Showing Collections: 1 - 6 of 6
The Atlanta Labor Council was formed in 1958 by the merger of the Atlanta Federation of Trades, AFL, and the Atlanta Industrial Union Council, CIO. Its records are composed of office files, financial documents, membership records, minutes, photographs, and printed material of the Atlanta Labor Council and affiliated organizations, 1915-1969 (bulk 1956-1969).
The Atlanta Labor Temple Association was founded in 1910 by a group of unions and individuals to provide office and meeting space for Atlanta's labor community. Records include extensive minutes (1910-1963), statements and other financial records, material (1916) from a cornerstone of the Labor Temple, and a historical collection (1896-1947).
The Columbus, Georgia, Labor Temple sereved as the headquarters for organized labor in Columbus Georgia during the 20th century. The Columbus Labor Temple (Columbus, Ga.) records consist of membership lists, correspondence, photographs, minutes, awards, agreements, apprenticeship materials, financial records, bylaws, real estate records, and jurisdictional decisions.
Florida AFL-CIO was formed in 1958 with the merging of the Florida American Federation of Labor and the Florida Congress of Industrial Organizations. The collection, 1965-1968, consists of correspondence, minutes, financial documents and printed materials. Correspondence illustrates such primary concerns as labor's role in education; state and national legislation; opposition to the Taft-Hartley Act and the Landrum-Griffin Bill, and its support of Congressman Claude Pepper.

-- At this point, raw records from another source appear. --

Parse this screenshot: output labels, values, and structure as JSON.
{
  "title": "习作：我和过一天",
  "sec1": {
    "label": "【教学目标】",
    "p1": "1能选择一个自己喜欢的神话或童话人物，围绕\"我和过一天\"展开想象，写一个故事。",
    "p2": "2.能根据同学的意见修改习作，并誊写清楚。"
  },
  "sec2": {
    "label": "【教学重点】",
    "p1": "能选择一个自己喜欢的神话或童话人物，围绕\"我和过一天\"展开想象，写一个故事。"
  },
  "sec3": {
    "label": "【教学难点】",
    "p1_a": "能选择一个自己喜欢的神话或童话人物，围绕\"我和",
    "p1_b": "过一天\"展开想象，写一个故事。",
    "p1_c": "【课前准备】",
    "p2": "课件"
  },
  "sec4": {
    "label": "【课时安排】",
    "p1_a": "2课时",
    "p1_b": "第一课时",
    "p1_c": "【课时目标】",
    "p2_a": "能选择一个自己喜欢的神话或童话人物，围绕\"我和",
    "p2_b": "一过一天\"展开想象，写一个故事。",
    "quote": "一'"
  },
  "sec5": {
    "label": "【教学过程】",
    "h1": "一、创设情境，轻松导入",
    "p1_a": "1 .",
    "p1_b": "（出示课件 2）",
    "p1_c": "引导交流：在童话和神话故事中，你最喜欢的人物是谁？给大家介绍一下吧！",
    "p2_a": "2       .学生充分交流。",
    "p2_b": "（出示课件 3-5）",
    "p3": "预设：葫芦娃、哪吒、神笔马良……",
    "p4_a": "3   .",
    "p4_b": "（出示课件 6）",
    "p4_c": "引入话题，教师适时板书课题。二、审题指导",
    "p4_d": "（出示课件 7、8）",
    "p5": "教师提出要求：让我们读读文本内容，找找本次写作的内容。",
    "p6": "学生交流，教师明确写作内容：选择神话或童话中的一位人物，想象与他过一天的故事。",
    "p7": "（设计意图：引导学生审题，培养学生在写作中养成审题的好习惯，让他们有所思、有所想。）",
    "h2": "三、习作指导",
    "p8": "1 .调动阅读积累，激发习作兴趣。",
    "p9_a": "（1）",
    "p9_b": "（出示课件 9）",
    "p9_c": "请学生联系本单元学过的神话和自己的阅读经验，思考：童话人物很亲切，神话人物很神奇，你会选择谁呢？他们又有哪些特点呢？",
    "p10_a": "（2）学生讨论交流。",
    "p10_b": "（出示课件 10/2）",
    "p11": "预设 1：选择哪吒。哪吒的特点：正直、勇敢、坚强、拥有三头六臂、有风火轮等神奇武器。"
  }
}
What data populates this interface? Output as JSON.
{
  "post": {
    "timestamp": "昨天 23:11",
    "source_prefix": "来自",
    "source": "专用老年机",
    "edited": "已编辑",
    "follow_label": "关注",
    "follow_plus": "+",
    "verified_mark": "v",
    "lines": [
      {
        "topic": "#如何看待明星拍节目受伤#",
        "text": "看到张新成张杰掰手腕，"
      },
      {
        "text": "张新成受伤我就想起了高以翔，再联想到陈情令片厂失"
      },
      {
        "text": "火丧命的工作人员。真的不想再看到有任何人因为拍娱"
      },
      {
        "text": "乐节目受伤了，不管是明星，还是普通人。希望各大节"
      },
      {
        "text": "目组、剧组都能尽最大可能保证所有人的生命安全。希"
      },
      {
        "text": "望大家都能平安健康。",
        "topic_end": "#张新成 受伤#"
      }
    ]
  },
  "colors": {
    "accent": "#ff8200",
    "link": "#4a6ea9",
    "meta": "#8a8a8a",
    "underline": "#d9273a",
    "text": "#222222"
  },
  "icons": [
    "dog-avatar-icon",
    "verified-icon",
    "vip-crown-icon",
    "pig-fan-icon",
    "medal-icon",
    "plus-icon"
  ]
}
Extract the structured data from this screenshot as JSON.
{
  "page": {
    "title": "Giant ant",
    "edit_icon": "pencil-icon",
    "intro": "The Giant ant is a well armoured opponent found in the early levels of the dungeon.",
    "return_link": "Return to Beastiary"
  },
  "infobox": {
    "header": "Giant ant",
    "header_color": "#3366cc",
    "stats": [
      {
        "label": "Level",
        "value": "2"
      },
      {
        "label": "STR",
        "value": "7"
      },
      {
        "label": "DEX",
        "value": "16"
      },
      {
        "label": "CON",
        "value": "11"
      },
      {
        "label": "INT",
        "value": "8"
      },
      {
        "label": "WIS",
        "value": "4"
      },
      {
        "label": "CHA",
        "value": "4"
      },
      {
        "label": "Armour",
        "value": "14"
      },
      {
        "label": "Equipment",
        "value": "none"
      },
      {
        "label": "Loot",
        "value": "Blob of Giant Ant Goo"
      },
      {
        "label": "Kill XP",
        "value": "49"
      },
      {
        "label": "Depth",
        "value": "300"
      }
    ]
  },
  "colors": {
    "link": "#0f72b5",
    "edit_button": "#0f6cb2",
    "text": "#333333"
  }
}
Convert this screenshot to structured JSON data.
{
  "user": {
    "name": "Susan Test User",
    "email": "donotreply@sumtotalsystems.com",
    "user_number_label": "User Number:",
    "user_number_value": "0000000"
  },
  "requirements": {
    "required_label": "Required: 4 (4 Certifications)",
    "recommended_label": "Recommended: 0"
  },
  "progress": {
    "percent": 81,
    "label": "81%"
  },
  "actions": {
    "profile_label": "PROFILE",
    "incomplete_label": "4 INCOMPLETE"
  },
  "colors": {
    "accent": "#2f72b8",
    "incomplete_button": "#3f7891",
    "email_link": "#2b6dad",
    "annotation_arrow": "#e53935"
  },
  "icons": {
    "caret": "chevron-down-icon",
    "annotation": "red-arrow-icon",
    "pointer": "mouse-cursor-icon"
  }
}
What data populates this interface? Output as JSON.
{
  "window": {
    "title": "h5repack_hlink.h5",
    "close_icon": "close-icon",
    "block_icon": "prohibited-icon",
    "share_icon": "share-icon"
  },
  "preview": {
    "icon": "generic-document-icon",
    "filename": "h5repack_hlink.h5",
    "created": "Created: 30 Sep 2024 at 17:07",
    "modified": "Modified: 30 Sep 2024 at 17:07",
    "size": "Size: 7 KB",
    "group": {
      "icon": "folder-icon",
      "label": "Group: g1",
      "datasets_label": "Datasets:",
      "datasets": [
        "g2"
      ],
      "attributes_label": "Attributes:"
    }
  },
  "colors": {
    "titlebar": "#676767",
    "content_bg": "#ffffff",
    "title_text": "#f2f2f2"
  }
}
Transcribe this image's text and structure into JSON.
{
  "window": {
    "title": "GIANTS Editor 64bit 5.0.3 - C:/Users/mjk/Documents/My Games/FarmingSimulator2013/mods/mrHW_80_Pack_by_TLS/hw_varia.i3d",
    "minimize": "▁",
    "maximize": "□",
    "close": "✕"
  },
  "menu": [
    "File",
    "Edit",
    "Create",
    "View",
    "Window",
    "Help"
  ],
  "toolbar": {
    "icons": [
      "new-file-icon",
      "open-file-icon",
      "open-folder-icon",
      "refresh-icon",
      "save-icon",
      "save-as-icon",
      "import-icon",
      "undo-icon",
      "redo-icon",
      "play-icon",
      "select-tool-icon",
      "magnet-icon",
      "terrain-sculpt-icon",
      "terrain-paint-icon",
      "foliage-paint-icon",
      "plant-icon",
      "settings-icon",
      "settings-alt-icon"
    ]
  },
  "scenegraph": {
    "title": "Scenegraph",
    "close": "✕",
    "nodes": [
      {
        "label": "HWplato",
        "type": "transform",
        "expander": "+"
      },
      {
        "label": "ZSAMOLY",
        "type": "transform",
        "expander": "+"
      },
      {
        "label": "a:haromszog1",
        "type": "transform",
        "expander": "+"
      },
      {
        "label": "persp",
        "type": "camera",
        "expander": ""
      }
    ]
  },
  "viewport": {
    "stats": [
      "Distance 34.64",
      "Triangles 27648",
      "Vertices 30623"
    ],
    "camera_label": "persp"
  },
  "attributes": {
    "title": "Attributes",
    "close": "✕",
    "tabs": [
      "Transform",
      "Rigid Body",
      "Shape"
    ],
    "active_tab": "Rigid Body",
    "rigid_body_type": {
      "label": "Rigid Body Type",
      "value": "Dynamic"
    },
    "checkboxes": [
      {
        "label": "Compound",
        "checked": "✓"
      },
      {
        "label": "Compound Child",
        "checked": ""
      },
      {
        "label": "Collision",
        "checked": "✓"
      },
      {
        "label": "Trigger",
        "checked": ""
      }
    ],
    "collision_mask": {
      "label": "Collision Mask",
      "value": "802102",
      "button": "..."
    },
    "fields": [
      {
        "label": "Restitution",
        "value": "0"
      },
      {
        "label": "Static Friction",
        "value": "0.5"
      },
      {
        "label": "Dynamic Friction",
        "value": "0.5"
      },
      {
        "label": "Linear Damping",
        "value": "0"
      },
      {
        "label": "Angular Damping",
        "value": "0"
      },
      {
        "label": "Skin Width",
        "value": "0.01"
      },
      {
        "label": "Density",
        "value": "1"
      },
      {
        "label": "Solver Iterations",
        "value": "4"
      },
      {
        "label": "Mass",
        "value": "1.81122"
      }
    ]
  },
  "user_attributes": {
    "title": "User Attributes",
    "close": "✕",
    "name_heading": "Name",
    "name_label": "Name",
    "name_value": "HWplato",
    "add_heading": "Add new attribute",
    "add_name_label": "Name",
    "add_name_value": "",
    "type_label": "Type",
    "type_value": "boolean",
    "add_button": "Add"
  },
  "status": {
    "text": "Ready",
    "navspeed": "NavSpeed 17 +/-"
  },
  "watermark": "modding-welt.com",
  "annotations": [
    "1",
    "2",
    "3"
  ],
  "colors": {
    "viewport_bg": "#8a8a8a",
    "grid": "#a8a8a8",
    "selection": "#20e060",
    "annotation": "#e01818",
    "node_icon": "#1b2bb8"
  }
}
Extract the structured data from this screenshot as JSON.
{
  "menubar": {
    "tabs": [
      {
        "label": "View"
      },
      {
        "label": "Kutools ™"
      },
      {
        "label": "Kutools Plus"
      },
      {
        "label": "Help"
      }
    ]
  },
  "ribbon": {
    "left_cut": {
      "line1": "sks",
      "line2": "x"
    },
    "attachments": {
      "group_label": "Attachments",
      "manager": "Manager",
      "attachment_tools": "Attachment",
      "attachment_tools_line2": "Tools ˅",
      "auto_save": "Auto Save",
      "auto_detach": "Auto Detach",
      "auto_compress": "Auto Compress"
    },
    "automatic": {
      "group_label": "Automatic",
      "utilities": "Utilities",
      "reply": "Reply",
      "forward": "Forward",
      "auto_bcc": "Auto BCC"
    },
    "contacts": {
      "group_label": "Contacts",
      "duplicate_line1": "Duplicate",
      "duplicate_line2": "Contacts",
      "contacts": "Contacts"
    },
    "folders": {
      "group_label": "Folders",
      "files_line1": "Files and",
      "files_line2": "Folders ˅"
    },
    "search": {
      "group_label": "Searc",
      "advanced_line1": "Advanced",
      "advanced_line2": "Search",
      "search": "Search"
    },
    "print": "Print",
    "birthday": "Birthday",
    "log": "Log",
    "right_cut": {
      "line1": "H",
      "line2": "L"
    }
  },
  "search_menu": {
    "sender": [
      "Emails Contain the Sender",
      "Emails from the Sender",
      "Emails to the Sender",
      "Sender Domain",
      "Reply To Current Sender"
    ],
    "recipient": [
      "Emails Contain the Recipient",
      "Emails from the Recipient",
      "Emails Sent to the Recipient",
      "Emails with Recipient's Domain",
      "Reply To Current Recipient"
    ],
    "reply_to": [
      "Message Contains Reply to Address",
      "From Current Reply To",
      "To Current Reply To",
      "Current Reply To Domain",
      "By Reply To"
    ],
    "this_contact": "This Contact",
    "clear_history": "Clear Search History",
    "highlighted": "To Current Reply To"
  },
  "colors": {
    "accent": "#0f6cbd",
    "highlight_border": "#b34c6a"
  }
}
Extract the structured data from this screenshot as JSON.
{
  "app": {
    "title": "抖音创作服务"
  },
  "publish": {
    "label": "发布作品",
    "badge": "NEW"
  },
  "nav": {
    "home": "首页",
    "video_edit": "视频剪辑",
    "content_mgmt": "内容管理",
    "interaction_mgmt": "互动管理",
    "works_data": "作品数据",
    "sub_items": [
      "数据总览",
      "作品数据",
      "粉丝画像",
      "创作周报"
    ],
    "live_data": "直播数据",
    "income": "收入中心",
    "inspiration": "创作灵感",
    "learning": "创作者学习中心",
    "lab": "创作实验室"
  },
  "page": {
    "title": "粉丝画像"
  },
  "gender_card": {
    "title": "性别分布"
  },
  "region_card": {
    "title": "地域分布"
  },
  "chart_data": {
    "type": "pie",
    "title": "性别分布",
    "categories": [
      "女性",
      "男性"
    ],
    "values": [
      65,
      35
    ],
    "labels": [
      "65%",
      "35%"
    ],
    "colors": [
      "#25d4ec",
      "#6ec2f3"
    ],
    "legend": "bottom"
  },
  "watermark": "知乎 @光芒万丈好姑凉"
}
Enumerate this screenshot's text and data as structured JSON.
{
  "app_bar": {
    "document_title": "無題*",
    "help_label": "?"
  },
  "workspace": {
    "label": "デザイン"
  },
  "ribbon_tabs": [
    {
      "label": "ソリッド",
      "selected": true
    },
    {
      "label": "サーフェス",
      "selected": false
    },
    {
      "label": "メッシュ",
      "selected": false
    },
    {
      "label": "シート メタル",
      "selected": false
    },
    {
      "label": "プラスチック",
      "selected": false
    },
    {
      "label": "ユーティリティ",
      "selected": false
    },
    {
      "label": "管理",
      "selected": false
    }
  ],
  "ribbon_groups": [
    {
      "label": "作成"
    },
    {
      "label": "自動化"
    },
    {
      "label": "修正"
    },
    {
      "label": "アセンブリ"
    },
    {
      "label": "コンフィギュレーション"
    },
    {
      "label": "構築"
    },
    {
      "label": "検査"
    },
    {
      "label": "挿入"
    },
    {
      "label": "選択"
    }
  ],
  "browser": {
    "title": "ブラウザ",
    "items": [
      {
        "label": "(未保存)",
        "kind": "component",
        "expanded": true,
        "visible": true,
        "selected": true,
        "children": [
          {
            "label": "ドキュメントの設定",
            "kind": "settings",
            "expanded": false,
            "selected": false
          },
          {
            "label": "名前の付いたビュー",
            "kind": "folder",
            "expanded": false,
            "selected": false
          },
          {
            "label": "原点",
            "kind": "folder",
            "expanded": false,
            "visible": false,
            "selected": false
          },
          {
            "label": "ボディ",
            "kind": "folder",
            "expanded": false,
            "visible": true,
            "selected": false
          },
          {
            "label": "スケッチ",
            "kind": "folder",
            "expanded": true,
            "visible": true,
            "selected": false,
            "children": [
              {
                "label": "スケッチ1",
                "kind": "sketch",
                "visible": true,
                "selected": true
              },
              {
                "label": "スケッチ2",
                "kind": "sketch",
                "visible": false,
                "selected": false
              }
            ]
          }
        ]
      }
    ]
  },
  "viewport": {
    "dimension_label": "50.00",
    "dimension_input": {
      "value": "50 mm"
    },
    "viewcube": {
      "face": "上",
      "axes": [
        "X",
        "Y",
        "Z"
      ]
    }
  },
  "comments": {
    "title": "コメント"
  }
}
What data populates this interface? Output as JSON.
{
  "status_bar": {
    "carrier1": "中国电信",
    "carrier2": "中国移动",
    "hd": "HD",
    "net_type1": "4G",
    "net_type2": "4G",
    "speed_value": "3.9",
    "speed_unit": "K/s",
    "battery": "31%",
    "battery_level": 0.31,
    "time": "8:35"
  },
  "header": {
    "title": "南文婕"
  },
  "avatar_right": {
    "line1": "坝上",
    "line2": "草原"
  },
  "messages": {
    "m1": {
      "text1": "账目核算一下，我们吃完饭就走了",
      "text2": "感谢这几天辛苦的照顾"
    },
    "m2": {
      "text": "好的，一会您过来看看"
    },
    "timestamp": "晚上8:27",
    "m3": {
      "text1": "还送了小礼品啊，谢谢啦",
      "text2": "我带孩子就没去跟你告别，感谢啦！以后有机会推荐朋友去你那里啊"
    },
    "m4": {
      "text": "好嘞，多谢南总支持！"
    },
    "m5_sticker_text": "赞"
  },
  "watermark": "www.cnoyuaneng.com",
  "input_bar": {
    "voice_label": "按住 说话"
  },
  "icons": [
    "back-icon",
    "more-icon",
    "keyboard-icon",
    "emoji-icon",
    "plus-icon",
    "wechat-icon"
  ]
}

The Georgia State AFL-CIO was created in 1957 by the merger of the Georgia State Industrial Union Council (CIO) and the Georgia Federation of Labor (AFL). The bulk of the records of the Georgia State AFL-CIO, 1957-1972, consist of minutes, correspondence, and financial records. Financial and other records document the Georgia State Industrial Union Council and Georgia Federation of Labor, 1916-1957.
Records concern both Savannah's AFL Council in its opposition to local organizing activity of the CIO, and the subsequent AFL-CIO Council's concern for promoting labor's goals in the city.